For the past six years, the Division on Addiction has collaborated with the Foundation for Advancing Alcohol Responsibility (FAAR) to develop a mental health screening and assessment tool that can be used in programs that work with DUI offenders and beyond. Today, we are excited to be able to make that tool, the Computerized Assessment and Referral System (CARS), freely available to the public.
The impetus for such a tool grew out of our NIH-funded research on mental health among repeat DUI offenders. We found that (1) these offenders had elevated rates of multiple mental health disorders compared to the general population, and (2) DUI programs did not have the resources or tools to screen for these disorders. Additional research showed that this psychiatric comorbidity (i.e., presence of multiple mental health issues) was associated with criminal re-offense among DUI offenders. To help counselors involved in our initial studies, we built a report generator that could provide client-level output from the research tool we were using for the study, the Composite International Diagnostic Interview (CIDI). This initial report generator was cumbersome, limited, and required multiple pieces of proprietary software to run, but it was a start. The idea for CARS was born!
With funding from FAAR, we were able to take this pilot report generator and develop it into a fully functional assessment and referral system that adapts content from the internationally-validated CIDI, runs on open source software, includes a DUI-specific module, and generates individually-tailored and geographically-tailored reports at the click of a button.
We initially worked with Dr. Ron Kessler and his team at the Harvard School of Public Health to adapt content from the CIDI for use in CARS. This helped to ensure that the questions in CARS assess for each mental health disorder as accurately as possible. This also allowed us to make comparisons between data we collected with CARS and data collected through the National Comorbidity Survey-Replication, a general population study that used the CIDI.
We have now implemented CARS at multiple DUI programs within the Commonwealth of Massachusetts, and six pilot programs nationally. After many rounds of development, testing, implementation, feedback, and modification, our last step has been to create a web portal to host CARS and provide all the necessary information for its use. Please take a few minutes to explore the site. In addition to the information you need to download and run CARS, it provides information about our DUI research, the development of CARS, and our plans for a CARS data repository once programs begin to use the tool.

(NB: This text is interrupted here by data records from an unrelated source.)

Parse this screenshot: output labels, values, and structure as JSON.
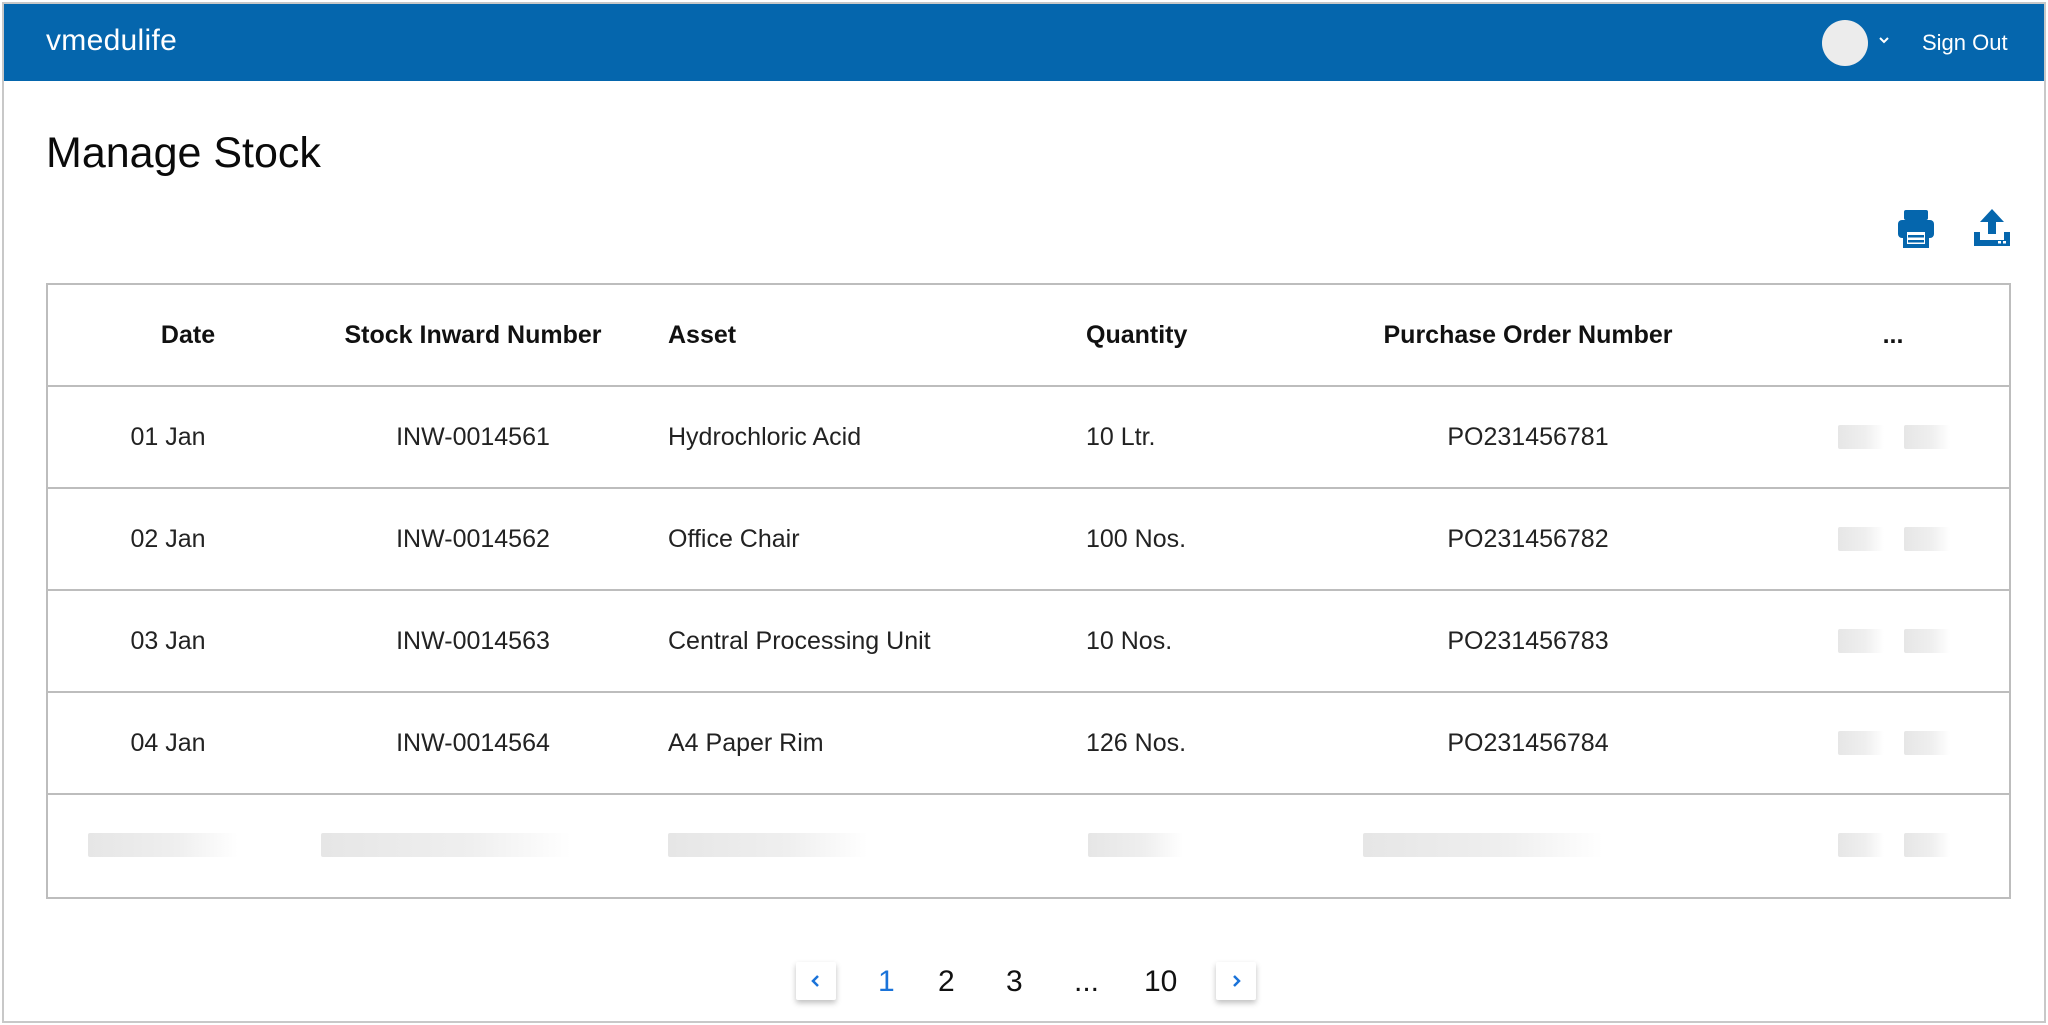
{
  "app": {
    "brand": "vmedulife",
    "sign_out": "Sign Out"
  },
  "page": {
    "title": "Manage Stock"
  },
  "toolbar": {
    "print_icon": "print-icon",
    "upload_icon": "upload-icon"
  },
  "table": {
    "headers": {
      "date": "Date",
      "inward": "Stock Inward Number",
      "asset": "Asset",
      "quantity": "Quantity",
      "po": "Purchase Order Number",
      "more": "..."
    },
    "rows": [
      {
        "date": "01 Jan",
        "inward": "INW-0014561",
        "asset": "Hydrochloric Acid",
        "quantity": "10 Ltr.",
        "po": "PO231456781"
      },
      {
        "date": "02 Jan",
        "inward": "INW-0014562",
        "asset": "Office Chair",
        "quantity": "100 Nos.",
        "po": "PO231456782"
      },
      {
        "date": "03 Jan",
        "inward": "INW-0014563",
        "asset": "Central Processing Unit",
        "quantity": "10 Nos.",
        "po": "PO231456783"
      },
      {
        "date": "04 Jan",
        "inward": "INW-0014564",
        "asset": "A4 Paper Rim",
        "quantity": "126 Nos.",
        "po": "PO231456784"
      }
    ]
  },
  "pagination": {
    "pages": [
      "1",
      "2",
      "3",
      "...",
      "10"
    ],
    "current": "1"
  },
  "colors": {
    "topbar": "#0566ad",
    "accent": "#1a73d9",
    "icon": "#0566ad"
  }
}
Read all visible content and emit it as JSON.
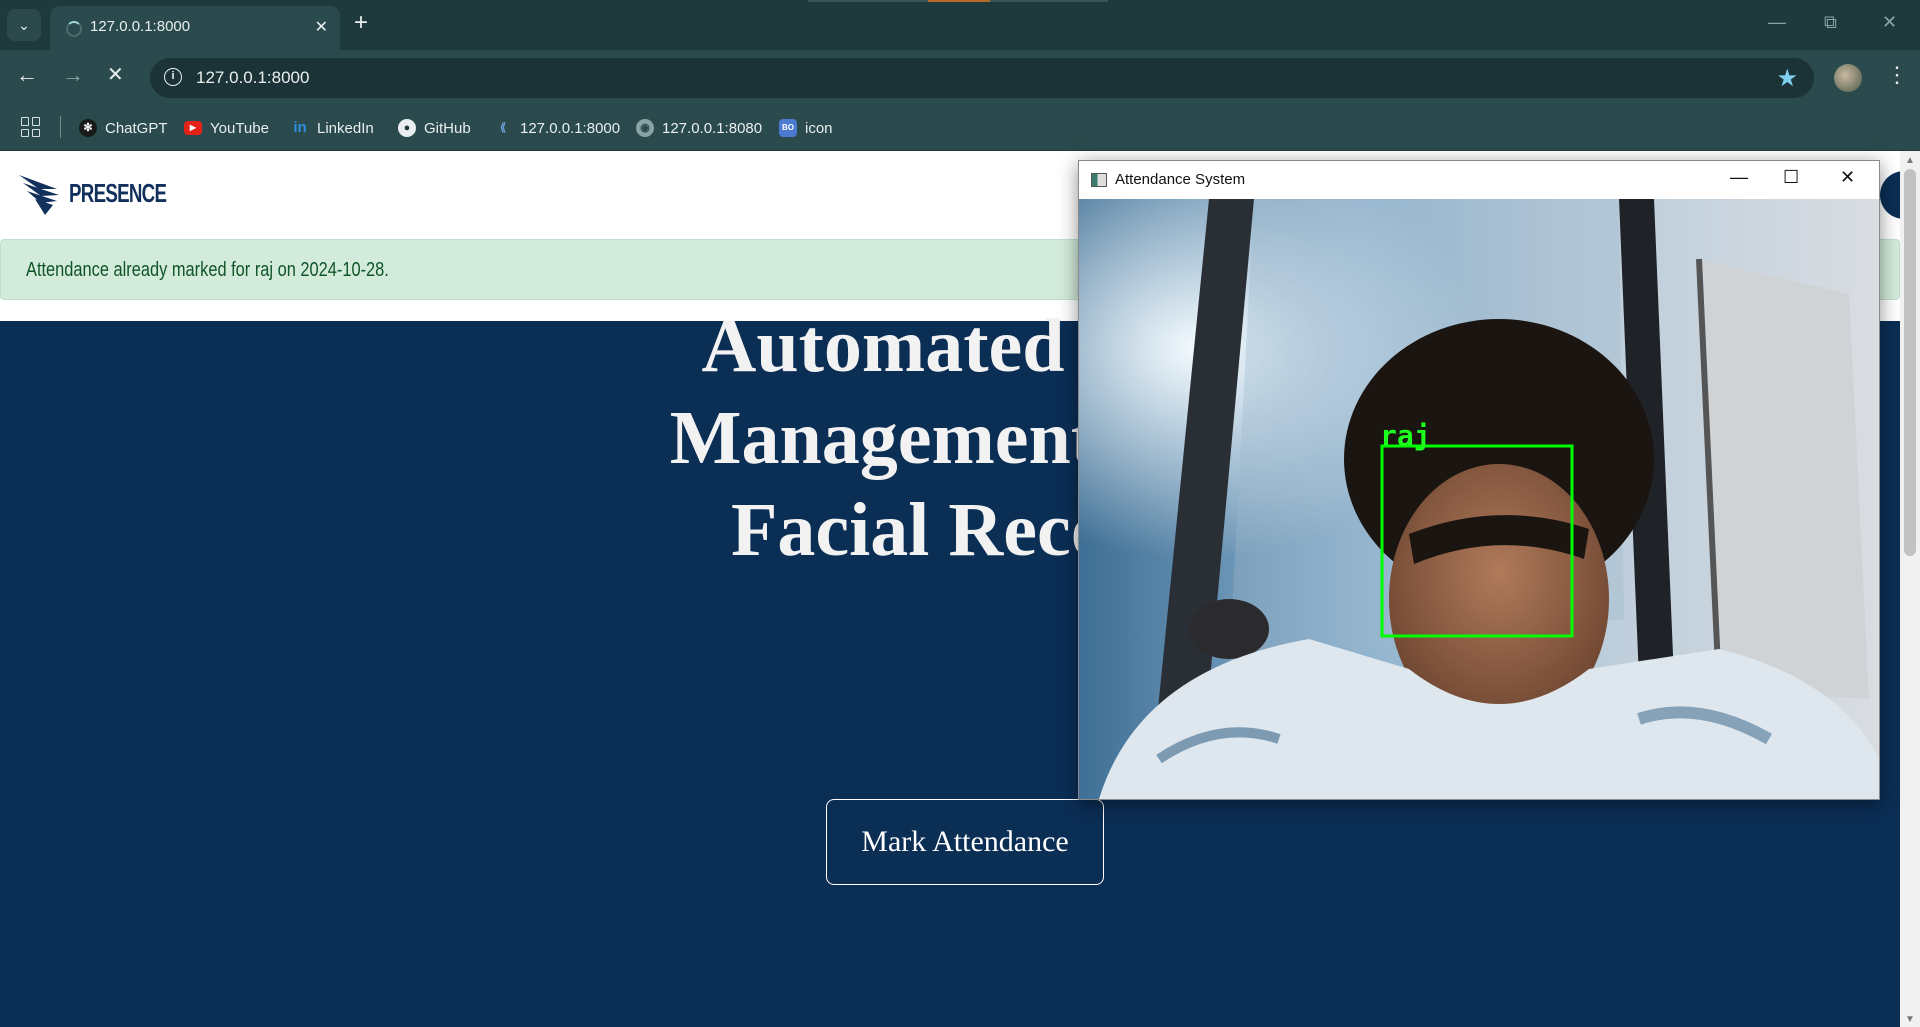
{
  "browser": {
    "tab_title": "127.0.0.1:8000",
    "url": "127.0.0.1:8000",
    "bookmarks": [
      {
        "label": "ChatGPT",
        "icon": "chatgpt-icon"
      },
      {
        "label": "YouTube",
        "icon": "youtube-icon"
      },
      {
        "label": "LinkedIn",
        "icon": "linkedin-icon"
      },
      {
        "label": "GitHub",
        "icon": "github-icon"
      },
      {
        "label": "127.0.0.1:8000",
        "icon": "site-icon"
      },
      {
        "label": "127.0.0.1:8080",
        "icon": "globe-icon"
      },
      {
        "label": "icon",
        "icon": "bo-icon"
      }
    ]
  },
  "site": {
    "brand": "PRESENCE",
    "alert": "Attendance already marked for raj on 2024-10-28.",
    "hero_lines": [
      "Automated Atte",
      "Management Syst",
      "Facial Recogn"
    ],
    "cta_label": "Mark Attendance",
    "colors": {
      "hero_bg": "#0b2e55",
      "alert_bg": "#d3ebdb",
      "alert_text": "#0f5428"
    }
  },
  "camera_window": {
    "title": "Attendance System",
    "detected_name": "raj",
    "box_color": "#00ff00"
  }
}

This project would not have been possible without the support of FAAR, the collaboration of Dr. Ron Kessler, Nancy Sampson, and their team, and the input from countless counselors, administrators, and clients. We hope that CARS is able provide a valuable service to programs and clients everywhere!